Original language: German
Peter Enste has been a researcher at the Institute for Work and Technology since 2006. His focus is on gerontology, health-related research and demographic change. He and Sebastian Merkel make up the German project team “AcTive”. Sebastian Merkel has worked at the Institute for Work and Technology since 2009 with research focus on health industries and quality of life. He is coordinator of the strategic partnership “AcTive”.
The targeted use of modern technologies can support active and healthy ageing in a meaningful way. As part of this process, technology can be used in various areas: The video-chat function of tablet PCs enables communication with relatives and friends over long distances; e-book readers make it possible to access the online offers of libraries in multiple regions; intelligent alarm systems can recognise falls in the home and initiate the help process; telemedical applications enable blood pressure readings to be sent by smartphone directly to one’s GP.
These are just a few examples which show how a self-determined life in old age can be supported by the use of technology. The fact is, however, that to date many older people have made only limited use of modern technology, in particular information and communications technology (ICT). The causes are various; one central aspect can be traced to the lack of experience, or only limited experience, in the use of ICT. Many older people among today’s senior generations didn’t come into contact with computers or other similar technologies during their lives, so making a start at an advanced age is no easy task. Either many of the available products and their possibilities are unfamiliar or the operation of them is perceived as being too complex. The products often fail to meet the needs of older people, which makes it difficult to integrate the technology into their living environments.
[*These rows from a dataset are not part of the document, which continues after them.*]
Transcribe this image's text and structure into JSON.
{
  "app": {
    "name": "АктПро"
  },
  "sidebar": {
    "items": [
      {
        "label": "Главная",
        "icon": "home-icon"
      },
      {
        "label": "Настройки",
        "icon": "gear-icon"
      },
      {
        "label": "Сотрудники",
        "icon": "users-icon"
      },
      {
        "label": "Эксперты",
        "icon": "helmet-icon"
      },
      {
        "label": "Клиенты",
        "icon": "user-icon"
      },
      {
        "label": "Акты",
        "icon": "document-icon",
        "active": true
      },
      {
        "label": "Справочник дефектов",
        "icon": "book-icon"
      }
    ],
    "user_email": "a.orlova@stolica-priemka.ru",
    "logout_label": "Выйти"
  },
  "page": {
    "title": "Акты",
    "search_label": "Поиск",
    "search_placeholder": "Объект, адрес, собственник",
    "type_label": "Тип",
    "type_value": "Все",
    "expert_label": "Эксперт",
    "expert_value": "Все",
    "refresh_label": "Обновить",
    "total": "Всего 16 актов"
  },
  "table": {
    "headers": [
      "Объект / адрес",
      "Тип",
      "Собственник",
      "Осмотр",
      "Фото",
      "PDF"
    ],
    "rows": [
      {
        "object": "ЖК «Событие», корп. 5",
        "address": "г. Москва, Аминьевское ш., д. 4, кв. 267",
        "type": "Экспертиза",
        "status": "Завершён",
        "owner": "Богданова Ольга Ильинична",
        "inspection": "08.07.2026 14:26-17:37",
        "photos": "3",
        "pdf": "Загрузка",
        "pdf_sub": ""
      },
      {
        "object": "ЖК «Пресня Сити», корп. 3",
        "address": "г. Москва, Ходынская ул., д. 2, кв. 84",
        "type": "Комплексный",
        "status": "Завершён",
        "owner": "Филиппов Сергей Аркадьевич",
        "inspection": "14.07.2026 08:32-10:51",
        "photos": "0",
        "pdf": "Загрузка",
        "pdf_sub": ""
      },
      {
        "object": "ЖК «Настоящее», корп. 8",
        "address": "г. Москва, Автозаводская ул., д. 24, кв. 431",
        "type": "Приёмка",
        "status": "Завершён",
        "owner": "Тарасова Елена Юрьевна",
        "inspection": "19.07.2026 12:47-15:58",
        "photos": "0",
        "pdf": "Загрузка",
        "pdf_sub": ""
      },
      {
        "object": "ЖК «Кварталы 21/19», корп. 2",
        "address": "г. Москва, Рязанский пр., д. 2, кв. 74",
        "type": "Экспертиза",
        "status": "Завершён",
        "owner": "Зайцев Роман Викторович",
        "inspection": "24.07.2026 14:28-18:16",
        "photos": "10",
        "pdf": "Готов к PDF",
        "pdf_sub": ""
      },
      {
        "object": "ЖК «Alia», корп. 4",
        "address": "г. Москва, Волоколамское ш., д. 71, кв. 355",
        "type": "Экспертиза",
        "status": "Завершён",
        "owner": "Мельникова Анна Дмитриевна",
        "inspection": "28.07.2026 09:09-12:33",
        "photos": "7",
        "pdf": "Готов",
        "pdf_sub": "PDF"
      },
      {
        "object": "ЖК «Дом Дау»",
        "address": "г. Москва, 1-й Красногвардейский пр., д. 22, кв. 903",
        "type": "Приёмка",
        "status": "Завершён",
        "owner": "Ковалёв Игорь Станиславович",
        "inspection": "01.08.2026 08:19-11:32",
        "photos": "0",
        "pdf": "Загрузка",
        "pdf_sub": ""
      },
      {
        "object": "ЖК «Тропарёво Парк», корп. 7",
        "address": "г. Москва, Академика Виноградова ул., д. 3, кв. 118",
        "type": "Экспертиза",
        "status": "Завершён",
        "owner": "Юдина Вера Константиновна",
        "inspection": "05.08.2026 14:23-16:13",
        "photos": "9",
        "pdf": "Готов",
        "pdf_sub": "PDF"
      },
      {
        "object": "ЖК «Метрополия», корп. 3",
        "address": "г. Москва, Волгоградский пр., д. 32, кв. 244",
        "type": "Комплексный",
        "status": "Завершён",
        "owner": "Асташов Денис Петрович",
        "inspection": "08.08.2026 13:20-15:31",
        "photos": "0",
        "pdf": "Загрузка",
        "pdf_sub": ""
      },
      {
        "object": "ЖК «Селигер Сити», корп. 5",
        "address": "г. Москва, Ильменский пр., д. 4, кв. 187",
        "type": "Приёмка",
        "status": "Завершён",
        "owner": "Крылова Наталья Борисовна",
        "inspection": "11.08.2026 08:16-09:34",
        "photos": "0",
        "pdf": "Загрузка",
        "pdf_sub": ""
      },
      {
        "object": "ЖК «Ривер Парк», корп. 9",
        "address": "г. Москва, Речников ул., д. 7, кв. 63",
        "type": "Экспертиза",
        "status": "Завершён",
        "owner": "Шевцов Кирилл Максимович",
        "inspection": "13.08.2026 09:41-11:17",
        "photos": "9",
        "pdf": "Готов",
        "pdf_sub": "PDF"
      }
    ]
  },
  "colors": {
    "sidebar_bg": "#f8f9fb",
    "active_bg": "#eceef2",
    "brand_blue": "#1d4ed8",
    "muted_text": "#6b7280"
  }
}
Older people complain about the lack of a support network to deal with questions and problems. Relatives are often not in the position to fulfil this function regularly and at short notice.
As part of the Erasmus+-Project "AcTive" training materials are developed which promote the technological competence of older people (e.g. for smartphones, alarm systems). Fundamental questions about the use of such technology, and helpful practical examples, should be shown in order to illustrate the gains that can be had in everyday life. The training material is being tested with older people in the participating countries Germany, France, Poland, Spain and Romania, and continually optimised. By autumn 2018 an online platform should be in place where the developed training material will be made available. The material can thus be used by interested older people or their relatives. An initial version of the online platform will soon be activated.
We are happy to answer questions about the project.